_RECORDED DATA_

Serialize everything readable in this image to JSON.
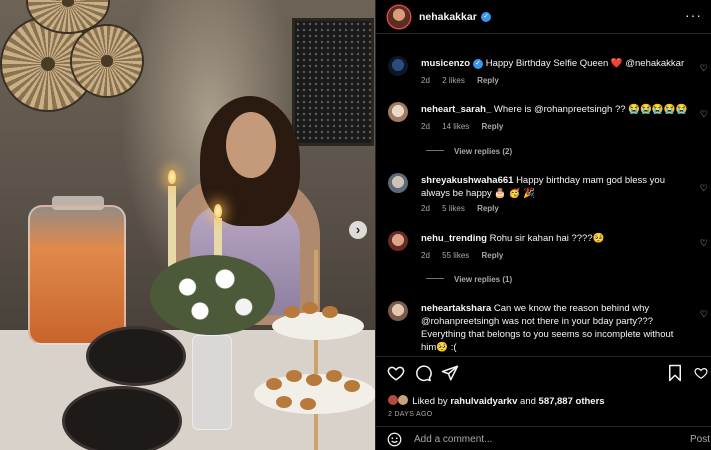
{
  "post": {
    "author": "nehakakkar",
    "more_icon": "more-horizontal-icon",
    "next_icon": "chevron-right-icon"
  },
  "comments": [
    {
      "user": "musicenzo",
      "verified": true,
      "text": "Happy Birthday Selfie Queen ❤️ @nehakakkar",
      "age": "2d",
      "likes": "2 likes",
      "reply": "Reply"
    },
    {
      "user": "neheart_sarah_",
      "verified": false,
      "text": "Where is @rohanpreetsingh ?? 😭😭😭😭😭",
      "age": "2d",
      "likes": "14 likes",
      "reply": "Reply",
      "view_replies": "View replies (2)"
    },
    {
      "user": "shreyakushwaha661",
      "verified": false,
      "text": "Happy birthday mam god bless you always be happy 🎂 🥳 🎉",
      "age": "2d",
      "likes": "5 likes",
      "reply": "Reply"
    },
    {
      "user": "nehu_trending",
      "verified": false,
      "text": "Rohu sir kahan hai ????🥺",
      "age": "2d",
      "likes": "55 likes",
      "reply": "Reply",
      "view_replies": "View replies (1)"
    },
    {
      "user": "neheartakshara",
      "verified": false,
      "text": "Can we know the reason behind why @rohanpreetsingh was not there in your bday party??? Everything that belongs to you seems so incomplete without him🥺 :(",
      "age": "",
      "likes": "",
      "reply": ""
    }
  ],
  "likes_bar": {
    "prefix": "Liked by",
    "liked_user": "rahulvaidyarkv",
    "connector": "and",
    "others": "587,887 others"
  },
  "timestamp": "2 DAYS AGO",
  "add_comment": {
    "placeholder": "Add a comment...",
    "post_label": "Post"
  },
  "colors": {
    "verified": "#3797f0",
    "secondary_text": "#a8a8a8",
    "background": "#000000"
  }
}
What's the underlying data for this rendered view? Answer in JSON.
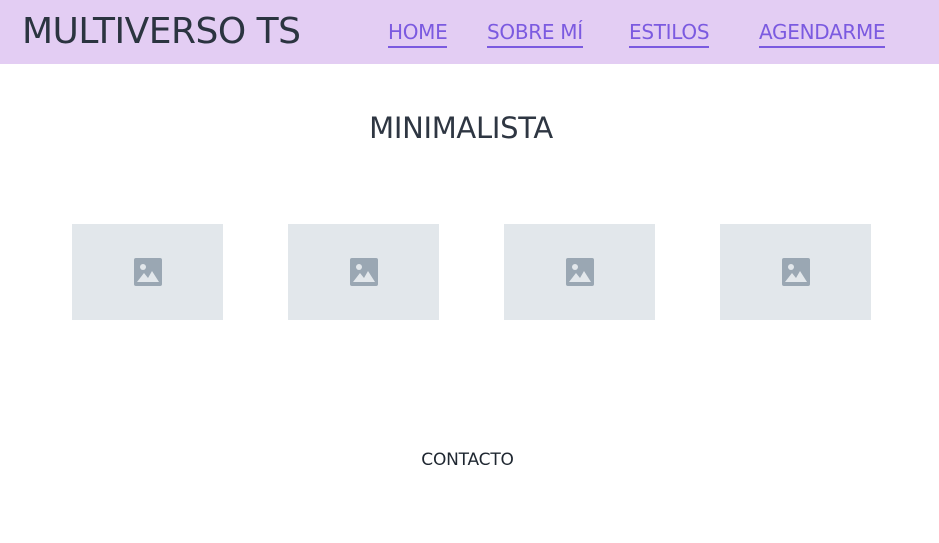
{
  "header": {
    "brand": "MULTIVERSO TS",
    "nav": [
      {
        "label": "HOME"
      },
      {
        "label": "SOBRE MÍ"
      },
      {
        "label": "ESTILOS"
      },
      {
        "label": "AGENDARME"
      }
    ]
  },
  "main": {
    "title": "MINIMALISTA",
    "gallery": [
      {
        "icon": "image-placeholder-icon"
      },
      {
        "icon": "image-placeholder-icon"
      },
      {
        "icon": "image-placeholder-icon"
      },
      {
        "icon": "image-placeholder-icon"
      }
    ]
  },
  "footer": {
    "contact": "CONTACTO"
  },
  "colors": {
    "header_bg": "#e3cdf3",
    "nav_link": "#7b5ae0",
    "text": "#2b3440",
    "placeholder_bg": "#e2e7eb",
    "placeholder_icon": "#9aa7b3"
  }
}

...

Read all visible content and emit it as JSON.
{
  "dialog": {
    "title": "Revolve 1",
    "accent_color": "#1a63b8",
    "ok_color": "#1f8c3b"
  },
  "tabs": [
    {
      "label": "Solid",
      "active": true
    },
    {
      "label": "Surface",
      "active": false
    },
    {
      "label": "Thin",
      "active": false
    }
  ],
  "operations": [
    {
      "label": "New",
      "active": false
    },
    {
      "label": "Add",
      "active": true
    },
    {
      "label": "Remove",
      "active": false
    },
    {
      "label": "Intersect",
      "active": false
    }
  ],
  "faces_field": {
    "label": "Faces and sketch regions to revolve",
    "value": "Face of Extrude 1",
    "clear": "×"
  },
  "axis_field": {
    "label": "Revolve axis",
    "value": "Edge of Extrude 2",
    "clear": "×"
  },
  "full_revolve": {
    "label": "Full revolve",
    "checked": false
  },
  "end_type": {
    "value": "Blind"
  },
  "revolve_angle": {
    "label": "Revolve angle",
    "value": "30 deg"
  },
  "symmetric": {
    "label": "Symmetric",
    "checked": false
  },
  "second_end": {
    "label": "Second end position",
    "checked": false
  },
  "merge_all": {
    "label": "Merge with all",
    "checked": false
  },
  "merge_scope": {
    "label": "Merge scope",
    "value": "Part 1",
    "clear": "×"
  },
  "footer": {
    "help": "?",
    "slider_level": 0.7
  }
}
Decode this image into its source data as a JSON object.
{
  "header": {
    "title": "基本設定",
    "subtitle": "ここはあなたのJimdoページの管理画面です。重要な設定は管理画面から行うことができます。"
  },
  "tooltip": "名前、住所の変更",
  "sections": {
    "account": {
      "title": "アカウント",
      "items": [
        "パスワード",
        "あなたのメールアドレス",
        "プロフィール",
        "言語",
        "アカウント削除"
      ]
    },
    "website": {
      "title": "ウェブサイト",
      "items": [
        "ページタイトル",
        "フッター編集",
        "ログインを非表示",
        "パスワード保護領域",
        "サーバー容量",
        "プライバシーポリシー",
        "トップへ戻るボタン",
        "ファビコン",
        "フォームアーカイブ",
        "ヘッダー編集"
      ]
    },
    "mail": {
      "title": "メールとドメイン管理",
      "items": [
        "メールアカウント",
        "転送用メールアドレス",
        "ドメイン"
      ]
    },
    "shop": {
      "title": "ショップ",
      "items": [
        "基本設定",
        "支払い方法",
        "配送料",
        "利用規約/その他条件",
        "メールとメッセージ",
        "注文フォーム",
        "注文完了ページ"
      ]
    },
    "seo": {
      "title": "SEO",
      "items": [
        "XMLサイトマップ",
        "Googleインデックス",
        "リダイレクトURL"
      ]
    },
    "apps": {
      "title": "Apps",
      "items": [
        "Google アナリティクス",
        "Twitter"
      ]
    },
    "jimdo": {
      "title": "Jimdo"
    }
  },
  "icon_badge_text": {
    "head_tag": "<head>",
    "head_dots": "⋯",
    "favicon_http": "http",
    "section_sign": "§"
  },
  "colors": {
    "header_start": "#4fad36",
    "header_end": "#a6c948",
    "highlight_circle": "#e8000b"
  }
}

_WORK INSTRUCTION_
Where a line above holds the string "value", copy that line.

_COMPLETED EXERCISE_
    "value": "Face of Extrude 1",
    "value": "Edge of Extrude 2",
    "value": "Blind"
    "value": "30 deg"
    "value": "Part 1",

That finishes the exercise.